—Ricardo Acuña, Executive Director, Parkland Institute

There exists in both academic and political circles a growing interest in public deliberation as an alternative to the sometimes adversarial and polarizing public engagement activities that result in the pitting of experts against lay people. Proponents of public deliberation claim that a more deliberative process can engage a diversity of participants in a more guided process that better balances expert knowledge and citizen inclusion. Such an approach holds particular promise where citizens and governments engage in discussions of the most complex and intractable issues like climate change.

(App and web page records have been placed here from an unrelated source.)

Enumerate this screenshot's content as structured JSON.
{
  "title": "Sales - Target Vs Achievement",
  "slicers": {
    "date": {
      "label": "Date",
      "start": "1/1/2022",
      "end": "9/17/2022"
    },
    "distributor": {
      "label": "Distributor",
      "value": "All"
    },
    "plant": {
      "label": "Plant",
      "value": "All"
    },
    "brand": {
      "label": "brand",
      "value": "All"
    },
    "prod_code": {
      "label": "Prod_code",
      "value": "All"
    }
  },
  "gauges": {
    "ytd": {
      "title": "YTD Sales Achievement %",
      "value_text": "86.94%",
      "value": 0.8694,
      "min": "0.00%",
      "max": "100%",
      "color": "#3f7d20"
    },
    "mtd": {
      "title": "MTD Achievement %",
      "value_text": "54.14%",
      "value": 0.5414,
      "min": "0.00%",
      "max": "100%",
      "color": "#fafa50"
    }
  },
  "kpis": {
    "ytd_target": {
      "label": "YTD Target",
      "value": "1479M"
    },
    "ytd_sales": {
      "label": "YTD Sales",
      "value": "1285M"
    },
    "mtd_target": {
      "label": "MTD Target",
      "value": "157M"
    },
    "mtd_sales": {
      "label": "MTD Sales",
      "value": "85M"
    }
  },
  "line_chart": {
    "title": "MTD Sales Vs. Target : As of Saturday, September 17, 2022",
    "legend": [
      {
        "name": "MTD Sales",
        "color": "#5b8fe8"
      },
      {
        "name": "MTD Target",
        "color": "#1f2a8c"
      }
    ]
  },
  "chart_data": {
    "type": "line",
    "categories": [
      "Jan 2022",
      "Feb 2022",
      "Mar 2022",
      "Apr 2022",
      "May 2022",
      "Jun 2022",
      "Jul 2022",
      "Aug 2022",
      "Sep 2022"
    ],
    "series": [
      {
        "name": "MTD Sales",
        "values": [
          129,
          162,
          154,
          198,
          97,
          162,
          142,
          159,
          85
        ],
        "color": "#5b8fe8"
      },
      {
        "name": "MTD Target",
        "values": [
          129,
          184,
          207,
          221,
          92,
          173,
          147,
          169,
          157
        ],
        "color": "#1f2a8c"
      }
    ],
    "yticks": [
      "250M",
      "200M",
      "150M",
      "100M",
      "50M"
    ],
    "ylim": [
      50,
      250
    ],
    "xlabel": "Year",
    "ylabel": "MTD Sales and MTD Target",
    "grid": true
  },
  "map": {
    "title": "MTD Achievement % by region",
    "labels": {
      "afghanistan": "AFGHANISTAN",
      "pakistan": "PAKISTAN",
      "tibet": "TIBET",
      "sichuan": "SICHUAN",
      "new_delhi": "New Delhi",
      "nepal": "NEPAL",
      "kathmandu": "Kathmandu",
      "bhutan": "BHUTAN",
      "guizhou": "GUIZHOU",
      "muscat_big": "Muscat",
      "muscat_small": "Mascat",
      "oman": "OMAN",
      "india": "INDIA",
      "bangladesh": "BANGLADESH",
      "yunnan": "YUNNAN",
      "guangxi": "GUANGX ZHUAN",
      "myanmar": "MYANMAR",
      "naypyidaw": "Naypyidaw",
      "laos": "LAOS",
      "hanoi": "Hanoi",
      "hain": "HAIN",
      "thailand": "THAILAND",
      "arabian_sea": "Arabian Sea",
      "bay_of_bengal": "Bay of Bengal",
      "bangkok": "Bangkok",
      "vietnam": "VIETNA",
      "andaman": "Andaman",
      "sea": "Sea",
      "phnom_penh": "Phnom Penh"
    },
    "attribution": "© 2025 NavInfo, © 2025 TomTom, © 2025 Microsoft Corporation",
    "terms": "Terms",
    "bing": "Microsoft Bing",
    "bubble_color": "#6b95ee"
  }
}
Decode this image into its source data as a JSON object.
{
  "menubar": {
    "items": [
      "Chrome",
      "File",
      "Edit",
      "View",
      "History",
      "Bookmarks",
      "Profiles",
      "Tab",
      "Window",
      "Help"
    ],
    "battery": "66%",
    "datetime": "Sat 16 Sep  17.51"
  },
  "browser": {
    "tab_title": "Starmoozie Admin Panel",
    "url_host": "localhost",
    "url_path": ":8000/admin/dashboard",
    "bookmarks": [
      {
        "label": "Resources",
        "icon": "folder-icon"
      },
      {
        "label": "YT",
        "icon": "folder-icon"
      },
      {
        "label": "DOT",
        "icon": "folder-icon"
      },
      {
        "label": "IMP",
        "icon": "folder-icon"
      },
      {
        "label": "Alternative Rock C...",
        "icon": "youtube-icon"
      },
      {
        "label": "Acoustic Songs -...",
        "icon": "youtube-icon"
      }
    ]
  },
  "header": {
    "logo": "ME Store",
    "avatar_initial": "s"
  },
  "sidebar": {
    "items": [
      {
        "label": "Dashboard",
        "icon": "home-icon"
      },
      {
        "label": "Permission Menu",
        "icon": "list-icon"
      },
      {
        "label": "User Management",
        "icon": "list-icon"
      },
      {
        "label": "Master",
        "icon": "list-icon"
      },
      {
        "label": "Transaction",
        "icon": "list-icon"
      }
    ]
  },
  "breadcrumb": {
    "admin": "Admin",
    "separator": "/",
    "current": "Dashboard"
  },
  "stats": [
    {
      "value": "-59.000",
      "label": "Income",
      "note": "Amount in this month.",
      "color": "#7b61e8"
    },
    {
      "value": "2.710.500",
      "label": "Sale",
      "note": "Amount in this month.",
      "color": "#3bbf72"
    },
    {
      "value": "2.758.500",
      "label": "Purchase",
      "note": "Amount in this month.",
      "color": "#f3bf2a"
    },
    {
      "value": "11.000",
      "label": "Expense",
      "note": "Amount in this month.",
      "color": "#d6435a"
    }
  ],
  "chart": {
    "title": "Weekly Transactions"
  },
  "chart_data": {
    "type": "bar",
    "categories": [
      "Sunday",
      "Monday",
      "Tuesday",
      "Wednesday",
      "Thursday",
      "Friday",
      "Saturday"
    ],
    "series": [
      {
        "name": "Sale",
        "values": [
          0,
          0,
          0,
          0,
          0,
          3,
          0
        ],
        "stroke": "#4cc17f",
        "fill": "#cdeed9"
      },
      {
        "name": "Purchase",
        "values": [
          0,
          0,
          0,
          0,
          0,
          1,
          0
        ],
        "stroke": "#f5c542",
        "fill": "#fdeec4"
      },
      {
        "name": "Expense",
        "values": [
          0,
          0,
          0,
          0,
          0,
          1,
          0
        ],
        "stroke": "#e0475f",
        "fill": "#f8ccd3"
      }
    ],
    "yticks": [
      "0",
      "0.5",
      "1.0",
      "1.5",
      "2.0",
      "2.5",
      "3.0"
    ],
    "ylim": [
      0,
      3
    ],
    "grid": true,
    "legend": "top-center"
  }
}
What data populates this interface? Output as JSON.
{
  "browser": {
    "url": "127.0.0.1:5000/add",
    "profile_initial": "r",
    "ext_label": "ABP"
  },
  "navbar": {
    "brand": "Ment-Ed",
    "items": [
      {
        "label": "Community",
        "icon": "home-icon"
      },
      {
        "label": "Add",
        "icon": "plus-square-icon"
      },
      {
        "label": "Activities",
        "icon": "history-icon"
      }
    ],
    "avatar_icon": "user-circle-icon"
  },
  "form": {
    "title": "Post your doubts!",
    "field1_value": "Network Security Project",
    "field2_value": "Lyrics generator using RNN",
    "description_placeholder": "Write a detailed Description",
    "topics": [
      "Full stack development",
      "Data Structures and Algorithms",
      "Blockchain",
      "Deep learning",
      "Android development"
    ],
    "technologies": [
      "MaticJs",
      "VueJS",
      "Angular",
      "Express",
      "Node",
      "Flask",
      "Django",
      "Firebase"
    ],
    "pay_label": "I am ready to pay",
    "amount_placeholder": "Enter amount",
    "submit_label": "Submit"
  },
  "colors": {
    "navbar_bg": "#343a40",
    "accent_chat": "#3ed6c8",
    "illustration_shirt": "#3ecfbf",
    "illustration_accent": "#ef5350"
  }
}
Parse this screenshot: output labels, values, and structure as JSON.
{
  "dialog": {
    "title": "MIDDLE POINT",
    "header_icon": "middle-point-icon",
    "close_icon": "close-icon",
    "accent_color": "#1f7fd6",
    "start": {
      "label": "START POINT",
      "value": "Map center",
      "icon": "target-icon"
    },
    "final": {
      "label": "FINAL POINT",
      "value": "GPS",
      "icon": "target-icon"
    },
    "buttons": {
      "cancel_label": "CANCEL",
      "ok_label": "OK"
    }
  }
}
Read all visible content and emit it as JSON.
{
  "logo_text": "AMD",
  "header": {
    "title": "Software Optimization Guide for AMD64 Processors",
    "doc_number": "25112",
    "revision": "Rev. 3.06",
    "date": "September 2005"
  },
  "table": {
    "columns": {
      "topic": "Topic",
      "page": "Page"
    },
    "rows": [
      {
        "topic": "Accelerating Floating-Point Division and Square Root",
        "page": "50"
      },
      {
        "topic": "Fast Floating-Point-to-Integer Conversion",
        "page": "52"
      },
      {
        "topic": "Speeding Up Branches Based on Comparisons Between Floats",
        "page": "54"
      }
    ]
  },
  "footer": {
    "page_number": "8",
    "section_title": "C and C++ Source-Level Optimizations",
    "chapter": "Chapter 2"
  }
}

Given the host of challenges climate governance presents and the global consequences of our response to them, the experience and knowledge shared by Hanson and the contributors to Public Deliberation on Climate Change provide an important framework for advancing public conversations and processes on this and other wicked problems. The lessons contained in the volume were gained as a result of a five year multidisciplinary, community-university research project called Alberta Climate Dialogue (ABCD), which drew together scholars, practitioners, citizens, civil society members, and government officials from across Alberta at four public deliberations. By highlighting the value tensions and trade-offs and examining the impact that the design of the deliberations has on policy and the creation of conditions that encourage exchange, the contributors aim to build capacity within our institutions and society to find new ways to discuss and solve complex problems.